**Instructions to follow**.
Scan the lines below for the word "데이터셋". Copy each line you find it in.

**Dataset extract**.
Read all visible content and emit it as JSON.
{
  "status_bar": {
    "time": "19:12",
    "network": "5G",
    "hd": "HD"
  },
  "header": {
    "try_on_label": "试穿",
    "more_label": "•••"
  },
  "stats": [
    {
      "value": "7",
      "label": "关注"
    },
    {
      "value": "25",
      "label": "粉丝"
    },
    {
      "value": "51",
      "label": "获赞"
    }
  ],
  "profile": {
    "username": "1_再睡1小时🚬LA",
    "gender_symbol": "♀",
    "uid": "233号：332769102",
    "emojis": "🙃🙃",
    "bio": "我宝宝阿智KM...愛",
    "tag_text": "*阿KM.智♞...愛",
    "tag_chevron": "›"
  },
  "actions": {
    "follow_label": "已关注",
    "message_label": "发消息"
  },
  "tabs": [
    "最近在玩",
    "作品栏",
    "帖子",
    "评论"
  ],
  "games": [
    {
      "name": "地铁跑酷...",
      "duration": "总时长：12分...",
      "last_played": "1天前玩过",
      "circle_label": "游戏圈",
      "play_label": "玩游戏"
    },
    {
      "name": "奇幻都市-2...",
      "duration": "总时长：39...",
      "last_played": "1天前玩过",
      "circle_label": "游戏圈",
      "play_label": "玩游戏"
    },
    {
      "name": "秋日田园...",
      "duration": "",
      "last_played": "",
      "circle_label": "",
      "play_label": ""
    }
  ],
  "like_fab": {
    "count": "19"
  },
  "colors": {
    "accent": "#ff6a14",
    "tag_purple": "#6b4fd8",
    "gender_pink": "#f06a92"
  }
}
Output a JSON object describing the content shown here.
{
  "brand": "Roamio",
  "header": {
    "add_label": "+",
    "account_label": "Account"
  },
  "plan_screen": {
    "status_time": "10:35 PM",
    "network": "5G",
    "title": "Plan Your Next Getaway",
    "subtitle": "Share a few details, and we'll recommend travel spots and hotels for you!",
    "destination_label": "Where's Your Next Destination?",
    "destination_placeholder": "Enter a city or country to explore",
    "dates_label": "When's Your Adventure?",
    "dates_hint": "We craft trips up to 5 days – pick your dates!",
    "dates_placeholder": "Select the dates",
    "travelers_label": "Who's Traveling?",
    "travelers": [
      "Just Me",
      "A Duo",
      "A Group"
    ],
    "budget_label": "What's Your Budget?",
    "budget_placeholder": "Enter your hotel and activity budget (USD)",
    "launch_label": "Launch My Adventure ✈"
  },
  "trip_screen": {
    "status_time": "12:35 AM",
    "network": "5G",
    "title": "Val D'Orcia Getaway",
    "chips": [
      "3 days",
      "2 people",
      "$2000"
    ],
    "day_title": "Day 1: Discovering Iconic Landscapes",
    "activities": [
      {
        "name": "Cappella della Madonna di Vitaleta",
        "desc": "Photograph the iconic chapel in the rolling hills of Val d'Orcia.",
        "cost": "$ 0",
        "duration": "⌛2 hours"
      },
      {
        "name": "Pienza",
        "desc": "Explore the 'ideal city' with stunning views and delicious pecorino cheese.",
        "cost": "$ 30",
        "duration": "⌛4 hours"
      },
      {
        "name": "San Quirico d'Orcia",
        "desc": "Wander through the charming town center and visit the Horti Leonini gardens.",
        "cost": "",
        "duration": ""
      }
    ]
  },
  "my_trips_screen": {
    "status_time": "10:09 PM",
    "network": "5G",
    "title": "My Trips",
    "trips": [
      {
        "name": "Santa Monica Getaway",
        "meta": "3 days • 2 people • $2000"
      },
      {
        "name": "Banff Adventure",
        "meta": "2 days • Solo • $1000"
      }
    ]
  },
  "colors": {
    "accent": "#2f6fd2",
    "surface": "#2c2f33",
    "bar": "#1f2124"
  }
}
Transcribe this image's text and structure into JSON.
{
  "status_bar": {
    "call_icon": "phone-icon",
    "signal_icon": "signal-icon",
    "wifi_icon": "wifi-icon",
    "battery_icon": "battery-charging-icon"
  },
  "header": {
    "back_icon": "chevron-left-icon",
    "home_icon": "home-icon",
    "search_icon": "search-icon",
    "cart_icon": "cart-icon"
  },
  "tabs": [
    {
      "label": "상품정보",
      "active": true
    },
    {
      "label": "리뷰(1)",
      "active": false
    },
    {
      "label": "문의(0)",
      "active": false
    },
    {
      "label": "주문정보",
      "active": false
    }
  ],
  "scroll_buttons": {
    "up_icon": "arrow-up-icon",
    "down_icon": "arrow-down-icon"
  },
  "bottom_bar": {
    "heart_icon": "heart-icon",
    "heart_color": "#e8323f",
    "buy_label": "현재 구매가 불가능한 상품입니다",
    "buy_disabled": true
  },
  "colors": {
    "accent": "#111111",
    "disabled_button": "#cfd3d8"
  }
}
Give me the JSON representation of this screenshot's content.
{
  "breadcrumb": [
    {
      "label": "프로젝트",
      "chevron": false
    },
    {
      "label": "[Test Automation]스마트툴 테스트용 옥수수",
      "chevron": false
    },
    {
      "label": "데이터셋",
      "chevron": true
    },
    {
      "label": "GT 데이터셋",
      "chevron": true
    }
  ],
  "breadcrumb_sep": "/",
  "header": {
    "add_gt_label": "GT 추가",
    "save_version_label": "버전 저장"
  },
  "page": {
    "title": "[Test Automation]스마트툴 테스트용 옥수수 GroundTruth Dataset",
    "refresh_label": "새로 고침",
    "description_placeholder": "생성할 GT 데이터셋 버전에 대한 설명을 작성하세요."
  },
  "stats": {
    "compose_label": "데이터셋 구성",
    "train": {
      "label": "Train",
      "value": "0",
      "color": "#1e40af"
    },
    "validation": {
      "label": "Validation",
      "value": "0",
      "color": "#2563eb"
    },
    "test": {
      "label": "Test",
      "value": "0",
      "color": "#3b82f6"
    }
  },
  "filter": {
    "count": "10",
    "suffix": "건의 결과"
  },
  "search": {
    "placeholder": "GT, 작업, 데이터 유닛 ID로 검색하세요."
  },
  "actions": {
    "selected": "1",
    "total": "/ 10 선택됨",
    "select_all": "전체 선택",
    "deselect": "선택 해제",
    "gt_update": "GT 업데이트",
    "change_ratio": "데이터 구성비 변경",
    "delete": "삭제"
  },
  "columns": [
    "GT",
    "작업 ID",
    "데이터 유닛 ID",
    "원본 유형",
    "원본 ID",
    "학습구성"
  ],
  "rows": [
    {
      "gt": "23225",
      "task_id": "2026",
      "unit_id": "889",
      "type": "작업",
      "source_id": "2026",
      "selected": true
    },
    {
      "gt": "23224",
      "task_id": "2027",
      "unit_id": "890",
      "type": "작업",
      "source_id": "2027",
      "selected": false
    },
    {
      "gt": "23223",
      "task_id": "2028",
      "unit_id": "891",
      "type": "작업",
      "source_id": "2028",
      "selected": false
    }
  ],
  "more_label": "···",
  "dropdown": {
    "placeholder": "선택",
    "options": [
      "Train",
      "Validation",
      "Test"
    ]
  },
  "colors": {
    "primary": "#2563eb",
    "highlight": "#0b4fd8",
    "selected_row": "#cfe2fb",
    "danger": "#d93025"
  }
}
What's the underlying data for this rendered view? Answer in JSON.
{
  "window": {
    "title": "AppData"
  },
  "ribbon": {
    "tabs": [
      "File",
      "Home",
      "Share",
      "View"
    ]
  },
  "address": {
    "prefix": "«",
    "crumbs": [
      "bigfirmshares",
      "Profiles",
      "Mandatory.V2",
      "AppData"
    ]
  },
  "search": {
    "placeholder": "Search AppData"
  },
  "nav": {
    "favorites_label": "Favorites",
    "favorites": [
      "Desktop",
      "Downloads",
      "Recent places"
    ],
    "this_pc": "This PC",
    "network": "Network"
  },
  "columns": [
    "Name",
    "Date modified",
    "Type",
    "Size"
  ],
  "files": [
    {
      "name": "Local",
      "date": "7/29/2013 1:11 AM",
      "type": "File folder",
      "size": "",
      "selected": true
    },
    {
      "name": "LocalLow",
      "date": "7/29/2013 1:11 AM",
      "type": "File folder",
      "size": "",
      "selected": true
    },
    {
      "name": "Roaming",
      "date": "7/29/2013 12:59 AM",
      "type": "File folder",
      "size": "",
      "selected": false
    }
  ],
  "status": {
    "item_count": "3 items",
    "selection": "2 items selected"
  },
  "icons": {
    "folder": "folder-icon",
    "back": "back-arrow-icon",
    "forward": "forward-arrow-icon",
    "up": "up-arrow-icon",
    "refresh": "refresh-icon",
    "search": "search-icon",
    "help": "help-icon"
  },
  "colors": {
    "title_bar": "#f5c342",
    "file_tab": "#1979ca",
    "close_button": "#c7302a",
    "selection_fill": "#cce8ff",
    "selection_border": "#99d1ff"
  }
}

**Exercise result**.
      "label": "데이터셋",
      "label": "GT 데이터셋",
    "description_placeholder": "생성할 GT 데이터셋 버전에 대한 설명을 작성하세요."
    "compose_label": "데이터셋 구성",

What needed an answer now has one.